● Dataset extract:

○ ○ ○ ○ ○ ○ ○

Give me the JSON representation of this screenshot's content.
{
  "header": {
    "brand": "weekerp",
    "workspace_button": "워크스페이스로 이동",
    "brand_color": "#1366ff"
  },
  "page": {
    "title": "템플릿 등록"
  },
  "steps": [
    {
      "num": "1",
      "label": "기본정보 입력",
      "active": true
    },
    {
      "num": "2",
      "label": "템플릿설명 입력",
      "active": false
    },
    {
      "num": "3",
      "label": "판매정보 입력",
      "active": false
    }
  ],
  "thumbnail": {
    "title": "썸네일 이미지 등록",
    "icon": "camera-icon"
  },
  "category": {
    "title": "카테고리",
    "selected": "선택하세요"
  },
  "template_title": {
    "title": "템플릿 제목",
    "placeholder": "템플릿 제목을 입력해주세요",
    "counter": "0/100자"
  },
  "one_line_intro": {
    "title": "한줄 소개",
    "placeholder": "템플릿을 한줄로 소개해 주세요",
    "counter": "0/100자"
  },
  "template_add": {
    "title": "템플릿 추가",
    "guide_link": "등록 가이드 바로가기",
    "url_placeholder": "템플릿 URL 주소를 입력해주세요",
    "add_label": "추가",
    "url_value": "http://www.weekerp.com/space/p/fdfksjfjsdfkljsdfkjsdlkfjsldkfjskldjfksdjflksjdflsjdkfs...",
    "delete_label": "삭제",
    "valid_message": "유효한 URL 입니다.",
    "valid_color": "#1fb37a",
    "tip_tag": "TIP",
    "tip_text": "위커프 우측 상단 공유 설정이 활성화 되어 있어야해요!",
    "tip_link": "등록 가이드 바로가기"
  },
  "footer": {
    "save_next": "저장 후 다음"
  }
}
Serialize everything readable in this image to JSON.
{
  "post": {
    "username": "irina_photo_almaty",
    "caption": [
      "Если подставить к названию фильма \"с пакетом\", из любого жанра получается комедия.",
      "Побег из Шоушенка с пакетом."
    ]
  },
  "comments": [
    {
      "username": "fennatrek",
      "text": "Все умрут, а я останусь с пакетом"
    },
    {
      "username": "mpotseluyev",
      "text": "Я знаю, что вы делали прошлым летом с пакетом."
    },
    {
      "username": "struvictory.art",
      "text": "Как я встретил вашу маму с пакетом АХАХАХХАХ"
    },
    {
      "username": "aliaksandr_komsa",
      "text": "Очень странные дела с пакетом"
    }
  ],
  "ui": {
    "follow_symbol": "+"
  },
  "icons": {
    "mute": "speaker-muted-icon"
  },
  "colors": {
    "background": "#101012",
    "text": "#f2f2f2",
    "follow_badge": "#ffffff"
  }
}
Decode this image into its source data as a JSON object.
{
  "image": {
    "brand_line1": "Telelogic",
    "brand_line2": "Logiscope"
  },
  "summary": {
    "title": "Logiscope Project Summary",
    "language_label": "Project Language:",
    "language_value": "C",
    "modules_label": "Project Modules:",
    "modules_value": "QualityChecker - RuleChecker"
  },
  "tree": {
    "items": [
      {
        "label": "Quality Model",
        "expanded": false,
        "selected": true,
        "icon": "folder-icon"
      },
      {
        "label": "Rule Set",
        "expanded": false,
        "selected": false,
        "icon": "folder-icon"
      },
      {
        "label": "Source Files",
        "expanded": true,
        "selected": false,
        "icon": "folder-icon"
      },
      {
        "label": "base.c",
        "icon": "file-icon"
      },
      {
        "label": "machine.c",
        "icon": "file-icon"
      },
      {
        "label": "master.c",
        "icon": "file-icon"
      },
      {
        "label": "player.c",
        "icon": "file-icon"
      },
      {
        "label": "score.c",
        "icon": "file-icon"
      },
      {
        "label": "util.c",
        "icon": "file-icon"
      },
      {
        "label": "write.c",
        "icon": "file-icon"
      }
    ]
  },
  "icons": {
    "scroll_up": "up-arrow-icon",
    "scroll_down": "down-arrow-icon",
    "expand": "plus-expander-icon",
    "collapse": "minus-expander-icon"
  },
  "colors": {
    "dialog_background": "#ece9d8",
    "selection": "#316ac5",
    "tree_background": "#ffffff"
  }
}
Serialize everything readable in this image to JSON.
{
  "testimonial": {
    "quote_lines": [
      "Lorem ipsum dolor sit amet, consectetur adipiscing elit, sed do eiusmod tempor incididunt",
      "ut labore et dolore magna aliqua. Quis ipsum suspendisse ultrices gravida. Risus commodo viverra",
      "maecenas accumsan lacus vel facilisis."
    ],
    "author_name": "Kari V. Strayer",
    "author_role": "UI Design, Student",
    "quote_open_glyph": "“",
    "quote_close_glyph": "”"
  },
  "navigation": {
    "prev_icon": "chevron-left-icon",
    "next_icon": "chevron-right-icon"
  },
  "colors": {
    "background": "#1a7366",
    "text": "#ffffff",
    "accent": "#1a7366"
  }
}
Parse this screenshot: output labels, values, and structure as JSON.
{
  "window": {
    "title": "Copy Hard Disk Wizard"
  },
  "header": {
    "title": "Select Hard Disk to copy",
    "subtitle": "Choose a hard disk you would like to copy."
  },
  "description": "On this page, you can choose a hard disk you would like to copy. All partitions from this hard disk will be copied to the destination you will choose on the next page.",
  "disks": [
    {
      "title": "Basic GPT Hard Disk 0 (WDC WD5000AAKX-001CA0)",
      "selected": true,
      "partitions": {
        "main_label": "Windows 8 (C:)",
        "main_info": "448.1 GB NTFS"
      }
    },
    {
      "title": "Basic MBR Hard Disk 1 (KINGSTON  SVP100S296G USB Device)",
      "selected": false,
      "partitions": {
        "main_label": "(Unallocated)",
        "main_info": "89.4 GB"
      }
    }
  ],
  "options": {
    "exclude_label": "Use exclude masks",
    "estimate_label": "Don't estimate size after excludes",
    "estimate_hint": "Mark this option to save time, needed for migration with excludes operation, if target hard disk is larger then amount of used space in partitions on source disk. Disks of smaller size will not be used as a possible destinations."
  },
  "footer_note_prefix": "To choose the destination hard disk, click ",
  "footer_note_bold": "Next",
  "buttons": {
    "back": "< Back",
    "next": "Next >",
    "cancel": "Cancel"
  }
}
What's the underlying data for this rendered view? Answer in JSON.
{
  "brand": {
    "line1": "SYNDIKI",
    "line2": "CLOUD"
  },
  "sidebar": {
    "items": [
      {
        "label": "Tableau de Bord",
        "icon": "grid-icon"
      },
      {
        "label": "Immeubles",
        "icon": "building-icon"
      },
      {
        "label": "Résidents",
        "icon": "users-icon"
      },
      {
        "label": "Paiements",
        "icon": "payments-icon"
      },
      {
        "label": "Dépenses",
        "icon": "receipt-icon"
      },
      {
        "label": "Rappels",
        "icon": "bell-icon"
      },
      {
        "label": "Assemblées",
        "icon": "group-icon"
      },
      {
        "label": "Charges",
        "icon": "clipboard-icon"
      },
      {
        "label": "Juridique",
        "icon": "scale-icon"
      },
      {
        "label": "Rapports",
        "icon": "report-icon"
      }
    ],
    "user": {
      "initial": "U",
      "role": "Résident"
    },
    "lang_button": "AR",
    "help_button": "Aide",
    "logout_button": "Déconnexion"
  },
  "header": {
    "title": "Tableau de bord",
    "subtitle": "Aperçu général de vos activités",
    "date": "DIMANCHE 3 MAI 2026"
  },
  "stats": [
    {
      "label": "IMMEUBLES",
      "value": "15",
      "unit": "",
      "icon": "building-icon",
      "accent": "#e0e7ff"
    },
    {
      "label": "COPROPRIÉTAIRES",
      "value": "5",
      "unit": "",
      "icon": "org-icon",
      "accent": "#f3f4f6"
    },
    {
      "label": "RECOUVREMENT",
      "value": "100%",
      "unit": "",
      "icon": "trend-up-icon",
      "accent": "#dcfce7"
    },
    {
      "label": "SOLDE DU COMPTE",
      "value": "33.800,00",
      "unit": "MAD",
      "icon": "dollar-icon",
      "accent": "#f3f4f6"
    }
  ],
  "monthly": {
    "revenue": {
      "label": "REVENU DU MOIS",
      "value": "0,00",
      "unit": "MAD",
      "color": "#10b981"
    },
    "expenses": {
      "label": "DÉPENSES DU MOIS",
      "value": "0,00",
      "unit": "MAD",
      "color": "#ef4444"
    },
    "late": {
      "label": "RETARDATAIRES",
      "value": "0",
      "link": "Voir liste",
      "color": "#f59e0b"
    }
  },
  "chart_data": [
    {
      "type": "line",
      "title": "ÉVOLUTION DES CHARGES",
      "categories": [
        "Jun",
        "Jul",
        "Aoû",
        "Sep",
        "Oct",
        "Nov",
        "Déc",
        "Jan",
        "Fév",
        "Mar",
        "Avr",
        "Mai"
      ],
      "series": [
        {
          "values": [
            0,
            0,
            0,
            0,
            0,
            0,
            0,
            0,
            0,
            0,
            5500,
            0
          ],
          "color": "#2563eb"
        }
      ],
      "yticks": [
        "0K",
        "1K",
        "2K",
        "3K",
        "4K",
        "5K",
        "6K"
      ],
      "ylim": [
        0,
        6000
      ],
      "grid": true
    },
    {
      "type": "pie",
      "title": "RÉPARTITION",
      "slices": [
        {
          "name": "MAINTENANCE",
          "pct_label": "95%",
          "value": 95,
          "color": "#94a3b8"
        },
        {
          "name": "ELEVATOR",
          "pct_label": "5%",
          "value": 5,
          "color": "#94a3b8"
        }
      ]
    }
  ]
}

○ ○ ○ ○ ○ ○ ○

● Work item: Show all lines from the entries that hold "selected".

● Exercise result:
    "selected": "선택하세요"
        "selected": true,
        "selected": false,
        "selected": false,
      "selected": true,
      "selected": false,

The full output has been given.